Schistosomiasis Vaccine for Tropical Disease Bilharzia

Technology #d-0696

Schistosomiasis Vaccine for Tropical Disease Bilharzia

Schistosomiasis, known as snail fever or bilharzia, is a tropical disease caused by several types of parasites called schistosomes that infest open bodies of water. A scistosoma vaccine has been developed that could help eradicate this parasitic disease and save millions of lives.

Snail fever is second only to malaria in terms of its devastating social, economic, and public health impact in tropical and subtropical regions of the world.

Children acquire the schistosomiasis disease by swimming in infected water where the parasitic larvae shed from snails can easily enter through their skin. Upon contact the parasite burrows into the skin, then mature into an adult worm that migrates to other body parts and cause chronic illness that can damage internal organs and impair growth and brain development.

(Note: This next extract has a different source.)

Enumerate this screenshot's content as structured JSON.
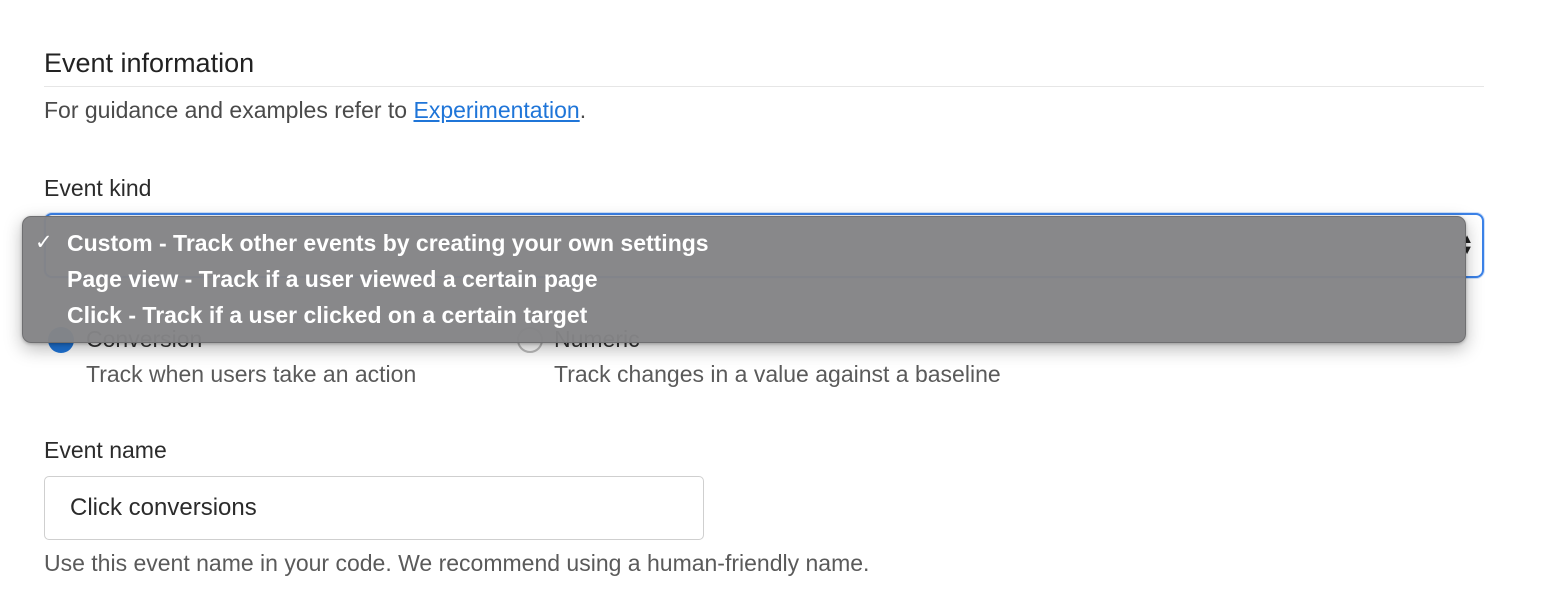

This waterborne disease can enter the body through any contact with infested water such as washing hands, washing food, fishing, and farming, affecting habitants as well as tourists.

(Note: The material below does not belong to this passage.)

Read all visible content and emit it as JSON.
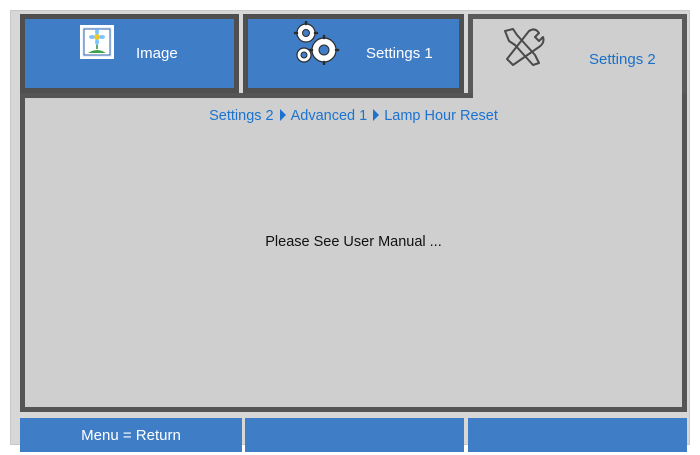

The schistosome vaccine can be administered to small children in order to prevent severe infection in the high risk age range of 3-12 years old, when contact with parasite-infected water is maximized. This schistosome treatment would greatly reduce the need for logistically difficult and expensive drug-based programs such as the chemotherapy treatments which are expensive, difficult to administer, and fail to significantly reduce transmission of the disease in endemic areas.

According to the World Health Organization about 750 million people are at risk for schistosomiasis and should be vaccinated. Currently there are no commercially available vaccines against schistosomiasis which afflicts over 200 million people in 76 different countries primarily in Asia, Africa and South America. Symptomatic schistosomiasis can result in increased susceptibility to STD infection including HIV which is prevalent in many countries plagued by schistosoma.

Schistosome Vaccine More Effective Than Chemotherapy

Current schistosoma vaccine research is focused on a membrane protein, tetraspanin, however, this membrane protein has been shown to be highly variable which limits the potential long-term efficacy of those vaccines. Chemotherapeutic drugs are considered safe and effective for the treatment of schistosomiasis, however re-infection frequently occurs following drug treatment. An effective vaccine is critical toward providing long-term treatment.

Immunization formulation tests with a sub unit of the schistosome protein, designated as Sm-p80, resulted in a significant level of protective immunity against schistosome infection in mice and baboons, and the development of this Sm-p80 –DNA based schistosoma vaccine has been successful in eliminating 100% of the schistosoma pathogen in recent trials. The animal trials were shown to induce protective immunity in mice and baboons, and completely eliminate the parasite in the host. 

Schistosomiasis Vaccine Opportunity for GAVI Alliance, Pharmaceutical Companies

This schistosoma vaccine offers unique opportunities for organizations to market it as a method for completely eliminating schistosoma disease. Potential partners include:           

  • GAVI (Global Alliance for Vaccines and Immunization) - a global health partnership committed to saving children's lives and protecting people's health by increasing access to immunization in poor countries, and developing vaccines for Neglected Tropical Diseases.
  • Pharmaceutical companies such as Merck, Pfizer and GlaxoSmithKline
  • Charitable organizations such as the Bill and Melinda Gates foundation.

The vaccines advantages make it easy to sell. 

  • Eliminates the instances of re-infection common with current chemotherapeutic drugs
  • Easier and less expensive to distribute and administer than chemotherapy
  • More stable than vaccines based on membrane protein, tetraspanin, which ensures long-term efficacy 
  • Will effectively reduce the transmission of schistosomiasis in endemic areas

Based on the promising test results, the UNDP/World Bank/WHO-TDR special panel has designated, Sm-p80 as one of the priority antigens with “established credentials, needing further development” and Sm-p80 is now considered as one of the “first-tier candidates” by international experts in the field. Ongoing studies have provided proof of concept in order to move the vaccine into human trials.